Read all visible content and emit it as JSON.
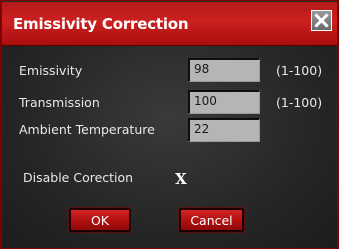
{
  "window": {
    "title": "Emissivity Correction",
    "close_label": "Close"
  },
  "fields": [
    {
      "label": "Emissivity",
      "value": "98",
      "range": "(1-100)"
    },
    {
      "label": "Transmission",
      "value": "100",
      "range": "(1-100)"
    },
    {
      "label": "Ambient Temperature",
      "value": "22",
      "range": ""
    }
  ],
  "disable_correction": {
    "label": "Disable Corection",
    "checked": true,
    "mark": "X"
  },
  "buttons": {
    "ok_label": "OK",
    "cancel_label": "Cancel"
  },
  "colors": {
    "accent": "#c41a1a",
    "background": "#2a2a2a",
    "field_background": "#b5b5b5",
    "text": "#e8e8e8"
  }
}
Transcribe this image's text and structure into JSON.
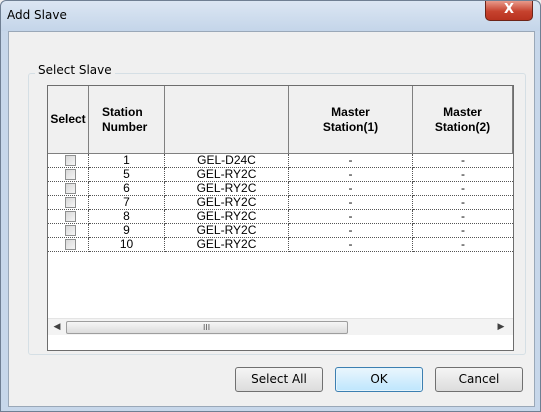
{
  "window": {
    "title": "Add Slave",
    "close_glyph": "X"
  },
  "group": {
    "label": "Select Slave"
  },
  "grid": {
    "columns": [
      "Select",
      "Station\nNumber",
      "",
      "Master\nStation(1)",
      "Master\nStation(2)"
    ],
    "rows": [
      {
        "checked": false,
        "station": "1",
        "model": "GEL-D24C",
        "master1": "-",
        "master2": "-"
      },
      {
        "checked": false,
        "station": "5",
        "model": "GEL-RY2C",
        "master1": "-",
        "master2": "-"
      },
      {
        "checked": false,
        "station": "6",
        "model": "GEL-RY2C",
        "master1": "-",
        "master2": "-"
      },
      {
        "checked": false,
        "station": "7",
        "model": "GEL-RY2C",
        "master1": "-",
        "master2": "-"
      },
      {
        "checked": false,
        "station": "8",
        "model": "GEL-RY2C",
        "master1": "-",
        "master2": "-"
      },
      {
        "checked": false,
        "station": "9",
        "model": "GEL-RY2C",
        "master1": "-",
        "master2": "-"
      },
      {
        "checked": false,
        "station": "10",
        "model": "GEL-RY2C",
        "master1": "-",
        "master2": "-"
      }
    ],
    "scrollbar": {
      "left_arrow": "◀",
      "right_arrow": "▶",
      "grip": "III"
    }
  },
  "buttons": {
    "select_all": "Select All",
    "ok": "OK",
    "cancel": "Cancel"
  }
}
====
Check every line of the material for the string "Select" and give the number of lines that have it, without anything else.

ANSWER TO THIS TASK: 3